Gather every line from the entries below that includes "JSON".

__Records provided__.
============
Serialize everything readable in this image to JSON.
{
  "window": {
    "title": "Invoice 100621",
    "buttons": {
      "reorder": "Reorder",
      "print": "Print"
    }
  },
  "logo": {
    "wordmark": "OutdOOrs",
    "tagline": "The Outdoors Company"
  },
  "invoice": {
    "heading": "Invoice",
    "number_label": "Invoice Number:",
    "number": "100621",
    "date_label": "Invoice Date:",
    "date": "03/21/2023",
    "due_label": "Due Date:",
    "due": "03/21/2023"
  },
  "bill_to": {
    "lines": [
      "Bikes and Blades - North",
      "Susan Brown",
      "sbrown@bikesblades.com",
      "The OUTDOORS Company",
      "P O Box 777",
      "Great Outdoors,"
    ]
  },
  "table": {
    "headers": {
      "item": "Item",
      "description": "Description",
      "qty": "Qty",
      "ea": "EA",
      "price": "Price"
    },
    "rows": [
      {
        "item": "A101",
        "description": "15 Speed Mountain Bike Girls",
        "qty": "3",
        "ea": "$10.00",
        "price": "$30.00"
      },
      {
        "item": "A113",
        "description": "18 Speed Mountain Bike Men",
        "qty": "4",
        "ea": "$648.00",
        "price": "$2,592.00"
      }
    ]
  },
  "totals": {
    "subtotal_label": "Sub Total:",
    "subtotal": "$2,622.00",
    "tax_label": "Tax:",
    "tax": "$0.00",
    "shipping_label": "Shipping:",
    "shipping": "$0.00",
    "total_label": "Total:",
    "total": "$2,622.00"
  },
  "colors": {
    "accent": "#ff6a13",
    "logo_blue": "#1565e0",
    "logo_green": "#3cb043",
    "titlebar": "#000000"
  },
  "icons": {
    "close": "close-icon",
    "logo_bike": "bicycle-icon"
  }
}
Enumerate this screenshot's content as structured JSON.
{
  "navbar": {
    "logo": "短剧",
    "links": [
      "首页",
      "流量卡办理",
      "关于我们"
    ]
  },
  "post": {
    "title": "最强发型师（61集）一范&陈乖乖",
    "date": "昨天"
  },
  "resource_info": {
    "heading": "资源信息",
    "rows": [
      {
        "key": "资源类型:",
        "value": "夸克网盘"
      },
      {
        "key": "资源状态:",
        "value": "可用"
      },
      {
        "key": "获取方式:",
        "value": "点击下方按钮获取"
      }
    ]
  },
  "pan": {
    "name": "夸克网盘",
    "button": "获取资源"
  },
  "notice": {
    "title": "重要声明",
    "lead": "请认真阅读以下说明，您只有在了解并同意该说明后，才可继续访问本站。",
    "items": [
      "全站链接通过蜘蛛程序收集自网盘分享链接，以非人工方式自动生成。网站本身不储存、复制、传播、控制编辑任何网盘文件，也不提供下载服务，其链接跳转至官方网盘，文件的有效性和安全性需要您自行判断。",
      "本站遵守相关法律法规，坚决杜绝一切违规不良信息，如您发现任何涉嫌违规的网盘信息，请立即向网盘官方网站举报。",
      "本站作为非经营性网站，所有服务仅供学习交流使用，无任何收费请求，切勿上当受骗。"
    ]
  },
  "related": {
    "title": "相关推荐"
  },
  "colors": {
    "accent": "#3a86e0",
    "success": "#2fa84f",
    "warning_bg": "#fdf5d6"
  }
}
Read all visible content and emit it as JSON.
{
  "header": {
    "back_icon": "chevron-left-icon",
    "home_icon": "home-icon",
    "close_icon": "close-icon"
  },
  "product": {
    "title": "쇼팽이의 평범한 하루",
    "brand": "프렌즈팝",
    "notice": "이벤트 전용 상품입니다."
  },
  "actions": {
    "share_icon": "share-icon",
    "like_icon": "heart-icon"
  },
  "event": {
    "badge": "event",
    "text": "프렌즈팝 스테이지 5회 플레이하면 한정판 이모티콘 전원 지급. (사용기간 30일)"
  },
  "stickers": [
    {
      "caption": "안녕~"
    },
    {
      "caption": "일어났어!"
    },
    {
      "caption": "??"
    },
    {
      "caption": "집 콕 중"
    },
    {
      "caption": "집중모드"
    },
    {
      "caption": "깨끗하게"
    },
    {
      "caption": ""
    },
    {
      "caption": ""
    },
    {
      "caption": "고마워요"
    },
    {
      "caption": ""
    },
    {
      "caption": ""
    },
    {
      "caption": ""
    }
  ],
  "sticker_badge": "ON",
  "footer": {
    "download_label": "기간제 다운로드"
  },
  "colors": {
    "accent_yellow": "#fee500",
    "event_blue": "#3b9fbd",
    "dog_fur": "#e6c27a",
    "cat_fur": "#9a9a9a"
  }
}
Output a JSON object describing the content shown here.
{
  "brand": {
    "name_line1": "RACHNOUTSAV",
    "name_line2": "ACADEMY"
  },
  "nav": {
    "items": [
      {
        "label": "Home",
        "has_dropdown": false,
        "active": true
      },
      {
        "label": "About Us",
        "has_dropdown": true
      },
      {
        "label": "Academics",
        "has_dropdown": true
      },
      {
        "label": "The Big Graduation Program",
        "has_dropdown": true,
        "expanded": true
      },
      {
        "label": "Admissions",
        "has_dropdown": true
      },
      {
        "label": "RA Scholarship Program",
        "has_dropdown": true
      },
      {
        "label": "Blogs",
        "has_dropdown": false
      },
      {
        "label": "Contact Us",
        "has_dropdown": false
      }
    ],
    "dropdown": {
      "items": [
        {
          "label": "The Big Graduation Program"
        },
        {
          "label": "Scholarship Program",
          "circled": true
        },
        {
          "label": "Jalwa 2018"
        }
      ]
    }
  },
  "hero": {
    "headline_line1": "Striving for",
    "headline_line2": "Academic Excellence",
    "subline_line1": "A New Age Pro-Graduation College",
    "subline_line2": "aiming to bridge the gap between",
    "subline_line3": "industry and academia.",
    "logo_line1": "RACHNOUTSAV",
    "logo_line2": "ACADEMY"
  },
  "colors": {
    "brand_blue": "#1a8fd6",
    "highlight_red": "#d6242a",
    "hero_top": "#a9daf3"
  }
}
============
__Written reply__.
Serialize everything readable in this image to JSON.
Enumerate this screenshot's content as structured JSON.
Read all visible content and emit it as JSON.
Output a JSON object describing the content shown here.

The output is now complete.